Dataset rows describing interfaces
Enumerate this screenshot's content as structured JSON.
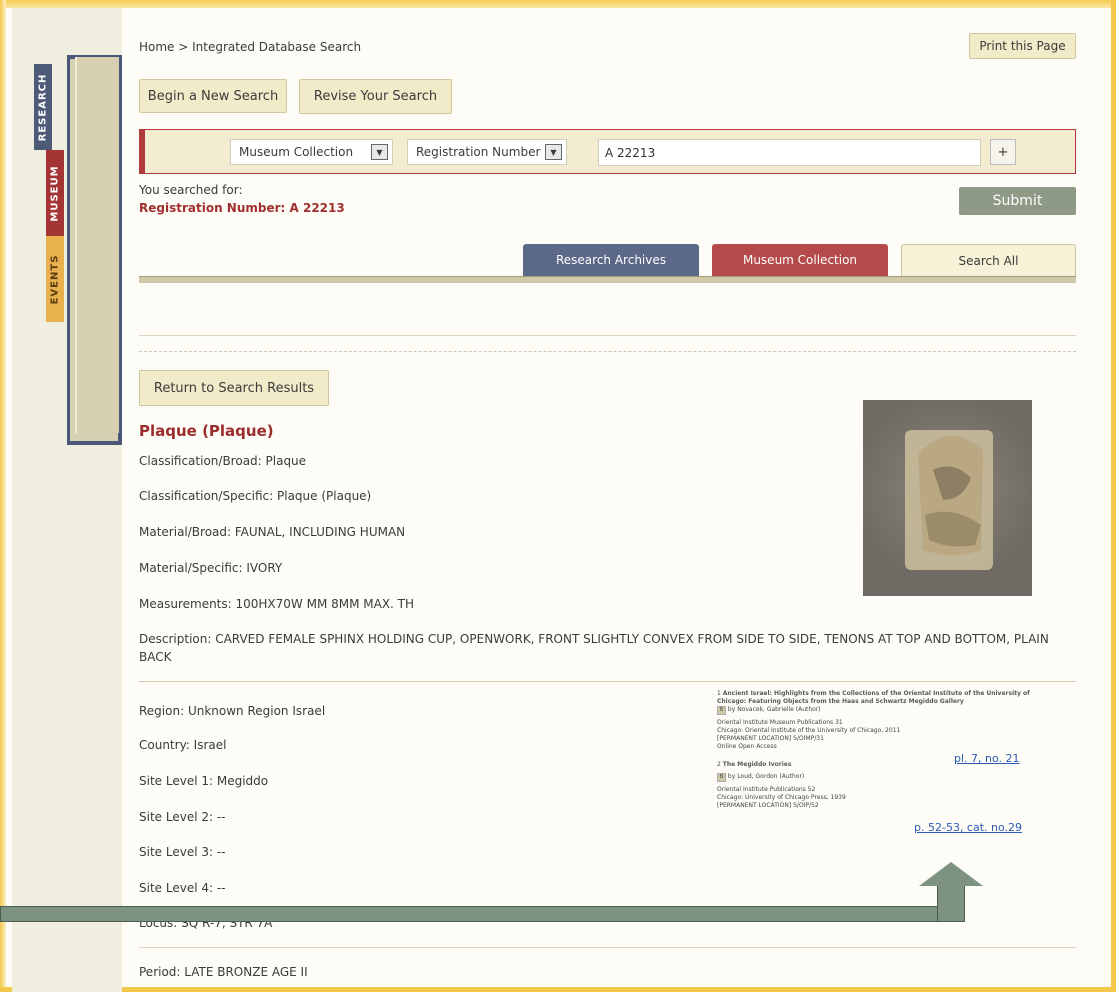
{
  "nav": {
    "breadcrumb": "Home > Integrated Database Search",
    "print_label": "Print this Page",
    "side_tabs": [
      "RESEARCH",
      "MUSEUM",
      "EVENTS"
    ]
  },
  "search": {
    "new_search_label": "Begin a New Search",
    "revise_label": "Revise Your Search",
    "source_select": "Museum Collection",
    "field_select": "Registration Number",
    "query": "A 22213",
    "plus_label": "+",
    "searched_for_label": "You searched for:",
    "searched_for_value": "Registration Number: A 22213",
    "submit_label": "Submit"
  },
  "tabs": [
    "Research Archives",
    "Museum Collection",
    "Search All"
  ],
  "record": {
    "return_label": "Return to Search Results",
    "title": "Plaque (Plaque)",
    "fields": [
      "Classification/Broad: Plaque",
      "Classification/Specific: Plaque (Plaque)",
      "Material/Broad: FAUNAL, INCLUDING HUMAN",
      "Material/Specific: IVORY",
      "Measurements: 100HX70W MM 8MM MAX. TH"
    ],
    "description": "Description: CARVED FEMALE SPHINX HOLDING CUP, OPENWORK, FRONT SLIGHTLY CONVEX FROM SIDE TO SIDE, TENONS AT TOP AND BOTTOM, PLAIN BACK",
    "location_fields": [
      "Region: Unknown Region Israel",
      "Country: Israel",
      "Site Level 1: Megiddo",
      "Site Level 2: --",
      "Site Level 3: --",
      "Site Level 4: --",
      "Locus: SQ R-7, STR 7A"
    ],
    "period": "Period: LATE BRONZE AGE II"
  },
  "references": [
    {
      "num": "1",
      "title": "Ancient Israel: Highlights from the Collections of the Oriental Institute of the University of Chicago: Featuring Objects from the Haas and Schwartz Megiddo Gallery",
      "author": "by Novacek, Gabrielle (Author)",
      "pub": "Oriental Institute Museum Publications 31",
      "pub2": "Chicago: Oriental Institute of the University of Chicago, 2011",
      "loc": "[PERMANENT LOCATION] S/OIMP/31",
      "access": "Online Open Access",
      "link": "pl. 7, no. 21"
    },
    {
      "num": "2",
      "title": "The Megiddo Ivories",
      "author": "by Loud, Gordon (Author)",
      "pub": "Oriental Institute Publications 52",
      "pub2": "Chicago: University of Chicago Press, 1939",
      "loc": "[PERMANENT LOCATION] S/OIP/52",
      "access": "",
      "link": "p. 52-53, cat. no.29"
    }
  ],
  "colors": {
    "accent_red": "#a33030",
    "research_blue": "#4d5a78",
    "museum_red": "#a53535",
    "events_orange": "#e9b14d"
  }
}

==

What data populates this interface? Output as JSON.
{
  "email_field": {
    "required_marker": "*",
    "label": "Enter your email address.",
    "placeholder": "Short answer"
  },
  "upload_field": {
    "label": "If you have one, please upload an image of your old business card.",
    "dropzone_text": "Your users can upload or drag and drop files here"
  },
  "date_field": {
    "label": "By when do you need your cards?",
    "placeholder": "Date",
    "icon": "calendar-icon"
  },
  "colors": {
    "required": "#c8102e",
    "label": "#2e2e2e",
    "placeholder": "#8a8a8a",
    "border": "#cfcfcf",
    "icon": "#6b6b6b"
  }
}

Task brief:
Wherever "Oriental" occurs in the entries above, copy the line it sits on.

Completed task:
      "title": "Ancient Israel: Highlights from the Collections of the Oriental Institute of the University of Chicago: Featuring Objects from the Haas and Schwartz Megiddo Gallery",
      "pub": "Oriental Institute Museum Publications 31",
      "pub2": "Chicago: Oriental Institute of the University of Chicago, 2011",
      "pub": "Oriental Institute Publications 52",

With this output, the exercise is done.